For bathroom design, he says beams work best in taller rooms because the size of the room tends to be smaller, and a ceiling that’s too low can make a space feel claustrophobic.

But he also encourages homeowners not to be too concerned by what they think they “should” do. “There are no rules,” he says. “Even if you have just one beam going through the bathroom, it shows interesting architecture. It tells a different story. It puts you in the mindset of, ‘Oooh, how interesting. Why is this here?’ It just makes you think of all of these unique things.”

He says one of his favorite beam projects was when he made a coffered ceiling for the HGTV show Color Splash. “It was a lot of work, really detailed, but it elevated it to a level of sophistication. But because they were wood, it also felt casual at the same time,” he says. “The more detail you have on a ceiling, the more expensive a house looks.”

The biggest thing to take into consideration when adding beams is size, Bromstad says. “If you’re running 8-inch beams across the room, and it goes over a windowsill, is your windowsill 8 inches off the ceiling? And are you going to hang drapes there? There’s lots of things like that to think about,” he says.

Locations of fire alarms, air ducts and lighting all should be taken into consideration as well when adding beams. “Planning is huge,” he says. “Lay everything out and draw it out so you’re avoiding your lights, your electrical … It can be a little tricky, but it’s fun. It’s like a puzzle.”
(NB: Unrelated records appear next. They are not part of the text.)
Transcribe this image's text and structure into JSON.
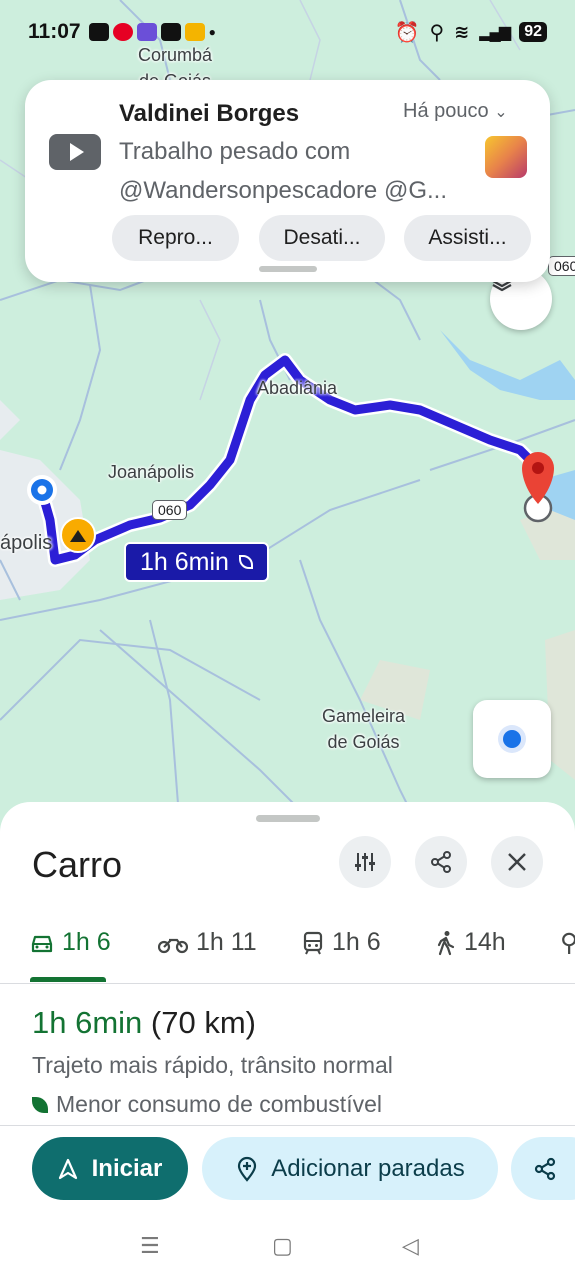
{
  "status_bar": {
    "time": "11:07",
    "battery": "92"
  },
  "notification": {
    "title": "Valdinei Borges",
    "time": "Há pouco",
    "body_line1": "Trabalho pesado com",
    "body_line2": "@Wandersonpescadore @G...",
    "actions": [
      "Repro...",
      "Desati...",
      "Assisti..."
    ]
  },
  "map": {
    "labels": {
      "corumba": "Corumbá\nde Goiás",
      "abadiania": "Abadiânia",
      "joanapolis": "Joanápolis",
      "anapolis": "ápolis",
      "gameleira": "Gameleira\nde Goiás"
    },
    "shields": {
      "route_060": "060",
      "edge_060": "060"
    },
    "route_badge": "1h 6min"
  },
  "sheet": {
    "title": "Carro",
    "modes": [
      {
        "icon": "car-icon",
        "label": "1h 6",
        "active": true
      },
      {
        "icon": "motorcycle-icon",
        "label": "1h 11",
        "active": false
      },
      {
        "icon": "transit-icon",
        "label": "1h 6",
        "active": false
      },
      {
        "icon": "walk-icon",
        "label": "14h",
        "active": false
      }
    ],
    "summary": {
      "duration": "1h 6min",
      "distance": "(70 km)",
      "description": "Trajeto mais rápido, trânsito normal",
      "eco": "Menor consumo de combustível"
    },
    "actions": {
      "start": "Iniciar",
      "add_stops": "Adicionar paradas"
    }
  },
  "colors": {
    "route": "#1a1aa8",
    "accent_green": "#137333",
    "start_button": "#0f6e6e"
  }
}
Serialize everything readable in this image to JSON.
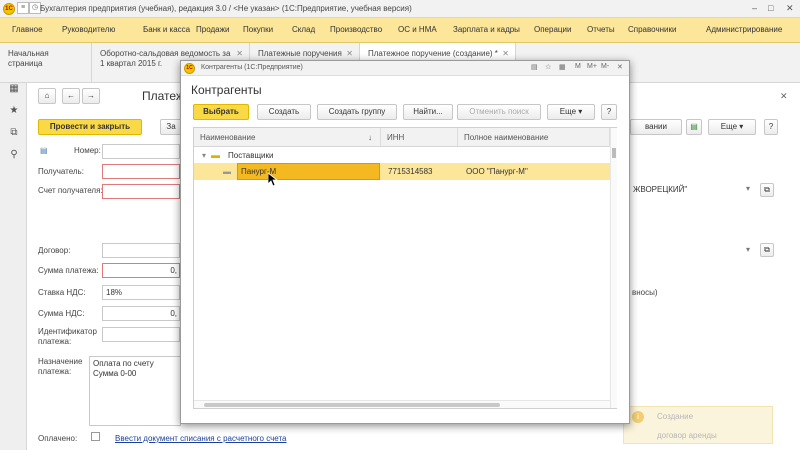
{
  "window": {
    "title": "Бухгалтерия предприятия (учебная), редакция 3.0 / <Не указан>  (1С:Предприятие, учебная версия)"
  },
  "sections": [
    "Главное",
    "Руководителю",
    "Банк и касса",
    "Продажи",
    "Покупки",
    "Склад",
    "Производство",
    "ОС и НМА",
    "Зарплата и кадры",
    "Операции",
    "Отчеты",
    "Справочники",
    "Администрирование"
  ],
  "tabs": [
    {
      "label": "Начальная страница"
    },
    {
      "label": "Оборотно-сальдовая ведомость за 1 квартал 2015 г."
    },
    {
      "label": "Платежные поручения"
    },
    {
      "label": "Платежное поручение (создание) *"
    }
  ],
  "form": {
    "title": "Платеж",
    "post_close": "Провести и закрыть",
    "btn_partial": "За",
    "labels": {
      "number": "Номер:",
      "recipient": "Получатель:",
      "recipient_account": "Счет получателя:",
      "contract": "Договор:",
      "amount": "Сумма платежа:",
      "vat_rate": "Ставка НДС:",
      "vat_amount": "Сумма НДС:",
      "payment_id": "Идентификатор платежа:",
      "purpose": "Назначение платежа:",
      "paid": "Оплачено:"
    },
    "values": {
      "amount": "0,",
      "vat_rate": "18%",
      "vat_amount": "0,",
      "purpose_line1": "Оплата по счету",
      "purpose_line2": "Сумма 0-00",
      "recipient_right": "ЖВОРЕЦКИЙ\"",
      "right_text": "вносы)",
      "right_btn": "вании",
      "more": "Еще"
    },
    "link_enter": "Ввести документ списания с расчетного счета"
  },
  "notification": {
    "line1": "Создание",
    "line2": "договор аренды"
  },
  "modal": {
    "title": "Контрагенты (1С:Предприятие)",
    "heading": "Контрагенты",
    "buttons": {
      "select": "Выбрать",
      "create": "Создать",
      "create_group": "Создать группу",
      "find": "Найти...",
      "cancel_search": "Отменить поиск",
      "more": "Еще",
      "help": "?"
    },
    "columns": [
      "Наименование",
      "ИНН",
      "Полное наименование"
    ],
    "group": "Поставщики",
    "rows": [
      {
        "name": "Панург-М",
        "inn": "7715314583",
        "full_name": "ООО \"Панург-М\""
      }
    ]
  }
}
The most valuable piece of home design advice he says he can offer is just to do what makes you happy: “Let your freak flag fly in your own home. Do whatever you want. There’s no real rules to design. Your house is your space.”